bound - confined by bonds; "bound and gagged hostages"
2.tied - bound together by or as if by a strong rope; especially as by a bond of affection; "people tied by blood or marriage"
united - characterized by unity; being or joined into a single entity; "presented a united front"
3.tied - fastened with strings or cords; "a neatly tied bundle"
untied, unfastened - not tied
4.tied - closed with a lace; "snugly laced shoes"
5.tied - of the score in a contest; "the score is tied"
equal - having the same quantity, value, or measure as another; "on equal terms"; "all men are equal before the law"
Translations

tied

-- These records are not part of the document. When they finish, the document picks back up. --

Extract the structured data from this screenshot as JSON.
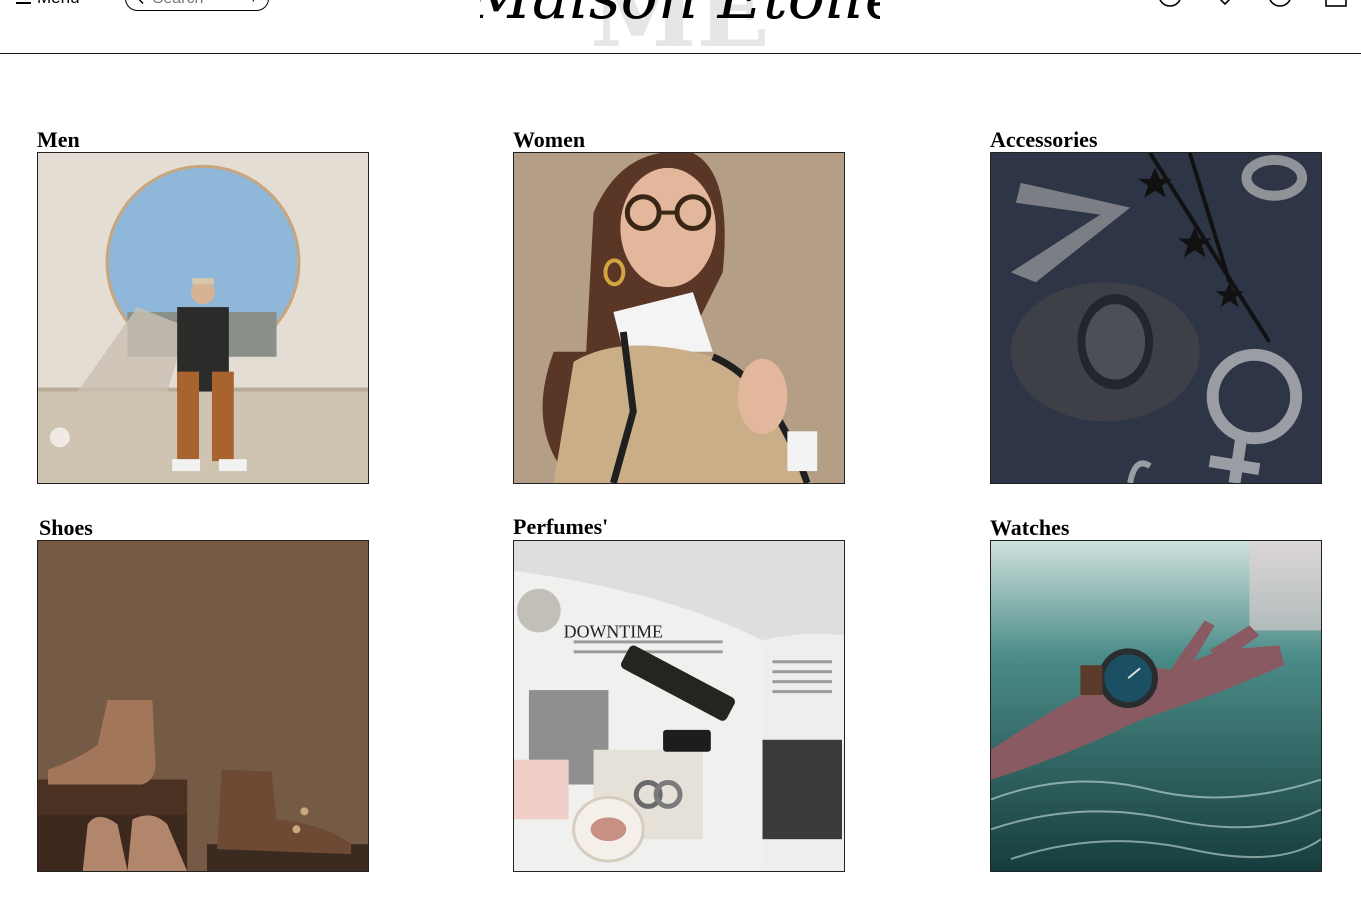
{
  "header": {
    "menu_label": "Menu",
    "search_placeholder": "Search",
    "logo": {
      "monogram": "ME",
      "script": "Maison Étoile"
    },
    "icons": [
      "help-icon",
      "wishlist-heart-icon",
      "account-icon",
      "shopping-bag-icon"
    ]
  },
  "categories": [
    {
      "label": "Men",
      "image": "man-sitting-in-circular-wall-opening"
    },
    {
      "label": "Women",
      "image": "woman-with-glasses-beige-cape"
    },
    {
      "label": "Accessories",
      "image": "metal-symbols-on-navy-background"
    },
    {
      "label": "Shoes",
      "image": "brown-leather-boots-on-vintage-cases"
    },
    {
      "label": "Perfumes'",
      "image": "perfume-bottles-on-open-magazine"
    },
    {
      "label": "Watches",
      "image": "hand-with-watch-in-water"
    }
  ],
  "colors": {
    "border": "#222222",
    "text": "#000000",
    "background": "#ffffff"
  }
}
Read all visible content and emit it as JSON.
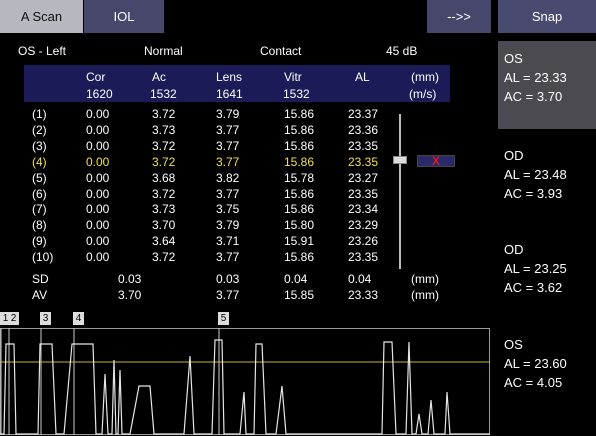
{
  "tabs": {
    "ascan": "A Scan",
    "iol": "IOL",
    "next": "-->>",
    "snap": "Snap"
  },
  "header": {
    "eye": "OS - Left",
    "mode": "Normal",
    "probe": "Contact",
    "gain": "45 dB"
  },
  "columns": [
    {
      "name": "Cor",
      "velocity": "1620"
    },
    {
      "name": "Ac",
      "velocity": "1532"
    },
    {
      "name": "Lens",
      "velocity": "1641"
    },
    {
      "name": "Vitr",
      "velocity": "1532"
    },
    {
      "name": "AL",
      "velocity": ""
    },
    {
      "name": "(mm)",
      "velocity": "(m/s)"
    }
  ],
  "rows": [
    [
      "(1)",
      "0.00",
      "3.72",
      "3.79",
      "15.86",
      "23.37"
    ],
    [
      "(2)",
      "0.00",
      "3.73",
      "3.77",
      "15.86",
      "23.36"
    ],
    [
      "(3)",
      "0.00",
      "3.72",
      "3.77",
      "15.86",
      "23.35"
    ],
    [
      "(4)",
      "0.00",
      "3.72",
      "3.77",
      "15.86",
      "23.35"
    ],
    [
      "(5)",
      "0.00",
      "3.68",
      "3.82",
      "15.78",
      "23.27"
    ],
    [
      "(6)",
      "0.00",
      "3.72",
      "3.77",
      "15.86",
      "23.35"
    ],
    [
      "(7)",
      "0.00",
      "3.73",
      "3.75",
      "15.86",
      "23.34"
    ],
    [
      "(8)",
      "0.00",
      "3.70",
      "3.79",
      "15.80",
      "23.29"
    ],
    [
      "(9)",
      "0.00",
      "3.64",
      "3.71",
      "15.91",
      "23.26"
    ],
    [
      "(10)",
      "0.00",
      "3.72",
      "3.77",
      "15.86",
      "23.35"
    ]
  ],
  "selected_row": 4,
  "delete_mark": "X",
  "stats": {
    "sd": {
      "label": "SD",
      "cor_ac": "0.03",
      "lens": "0.03",
      "vitr": "0.04",
      "al": "0.04",
      "unit": "(mm)"
    },
    "av": {
      "label": "AV",
      "cor_ac": "3.70",
      "lens": "3.77",
      "vitr": "15.85",
      "al": "23.33",
      "unit": "(mm)"
    }
  },
  "gate_markers": [
    "1",
    "2",
    "3",
    "4",
    "5"
  ],
  "snapshots": [
    {
      "eye": "OS",
      "al": "AL = 23.33",
      "ac": "AC = 3.70"
    },
    {
      "eye": "OD",
      "al": "AL = 23.48",
      "ac": "AC = 3.93"
    },
    {
      "eye": "OD",
      "al": "AL = 23.25",
      "ac": "AC = 3.62"
    },
    {
      "eye": "OS",
      "al": "AL = 23.60",
      "ac": "AC = 4.05"
    }
  ],
  "colors": {
    "highlight": "#f2e04a",
    "delete": "#e01818",
    "table_header": "#1b1b58",
    "tab_active": "#b7b7c0",
    "tab_inactive": "#47476c",
    "threshold_line": "#c8b828"
  }
}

[taɪd] ADJ
1. (Sport) → empatado
the match was tied at 2-2el partido estaba empatado a dos
2. (Mus) [note] → ligado
3. (Brit) tied cottage casa de campo cedida o alquilada a un empleado, generalmente a un trabajador del campo
tied house (= pub) bar que está obligado a vender una marca de cerveza en exclusiva

tied

:
tied cottage
n (Brit) → Gesindehaus nt
tied house
n (Brit: = pub) → Brauereigaststätte f, → brauereieigene Gaststätte
References in classic literature ?
Let me try, dear," she said, and indeed that was what he had come to ask her to do, and with her nice cool hands she tied his tie for him, while the children stood around to see their fate decided.
In vain, in vain," he cried; "the proper place for you is the yard, and there you go to be tied up this instant.
I tied it to a rope, brought it home, dogs took it.
The boy who had knocked him on the head with the paddle, tied his legs securely and tossed him out on the beach ere he forgot him in the excitement of looting the Arangi.
Sometimes the men and women tied tough vines about the bundles of ferns and branches that they carried to the caves to sleep upon.
As they were thus proceeding, then, they discovered a small boat, without oars or any other gear, that lay at the water's edge tied to the stem of a tree growing on the bank.
They thought and they thought, till at last they cut down a pole, tied the donkey's feet to it, and raised the pole and the donkey to their shoulders.
Dantes had been flung into the sea, and was dragged into its depths by a thirty-six pound shot tied to his feet.
His coat was pulled off, and he was rolled up in a bundle, and tied with string in very hard knots.
My reading had taught me that many serious accidents had happened in the Alps simply from not having the people tied up soon enough; I was not going to add one to the list.
Not only had his partner tied the dogs up, but he had tied them, after the Indian fashion, with sticks.
Jim he spoke to the duke, and said he hoped it wouldn't take but a few hours, because it got mighty heavy and tiresome to him when he had to lay all day in the wigwam tied with the rope.